◆ Activity
Look through the records below for lines containing the string "title", and report how many there are, nothing else.

━━ Supplied data

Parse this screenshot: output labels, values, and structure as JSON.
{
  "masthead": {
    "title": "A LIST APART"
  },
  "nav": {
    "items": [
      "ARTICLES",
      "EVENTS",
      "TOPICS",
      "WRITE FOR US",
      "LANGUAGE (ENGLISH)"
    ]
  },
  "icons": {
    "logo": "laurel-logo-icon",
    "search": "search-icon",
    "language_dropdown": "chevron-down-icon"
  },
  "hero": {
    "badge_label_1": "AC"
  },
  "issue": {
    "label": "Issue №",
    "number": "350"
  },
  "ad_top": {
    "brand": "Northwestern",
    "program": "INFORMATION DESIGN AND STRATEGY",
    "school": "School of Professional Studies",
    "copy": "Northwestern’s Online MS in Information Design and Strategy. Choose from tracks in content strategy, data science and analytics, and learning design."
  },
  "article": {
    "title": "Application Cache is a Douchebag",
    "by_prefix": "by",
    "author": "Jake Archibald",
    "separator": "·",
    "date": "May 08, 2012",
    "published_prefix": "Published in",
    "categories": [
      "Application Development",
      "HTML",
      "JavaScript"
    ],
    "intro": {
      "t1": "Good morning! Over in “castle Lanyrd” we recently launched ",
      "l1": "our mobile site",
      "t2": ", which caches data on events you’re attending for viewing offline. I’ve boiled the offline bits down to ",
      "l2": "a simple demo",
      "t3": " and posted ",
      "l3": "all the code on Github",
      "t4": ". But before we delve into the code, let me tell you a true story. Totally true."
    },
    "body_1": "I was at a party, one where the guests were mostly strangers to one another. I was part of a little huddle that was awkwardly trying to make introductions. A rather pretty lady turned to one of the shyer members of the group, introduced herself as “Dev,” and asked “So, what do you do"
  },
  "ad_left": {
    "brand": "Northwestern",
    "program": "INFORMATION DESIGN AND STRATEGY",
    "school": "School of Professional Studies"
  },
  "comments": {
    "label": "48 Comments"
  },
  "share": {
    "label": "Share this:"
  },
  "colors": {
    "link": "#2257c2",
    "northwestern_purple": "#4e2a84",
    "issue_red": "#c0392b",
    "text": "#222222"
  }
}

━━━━

◆ Response area
2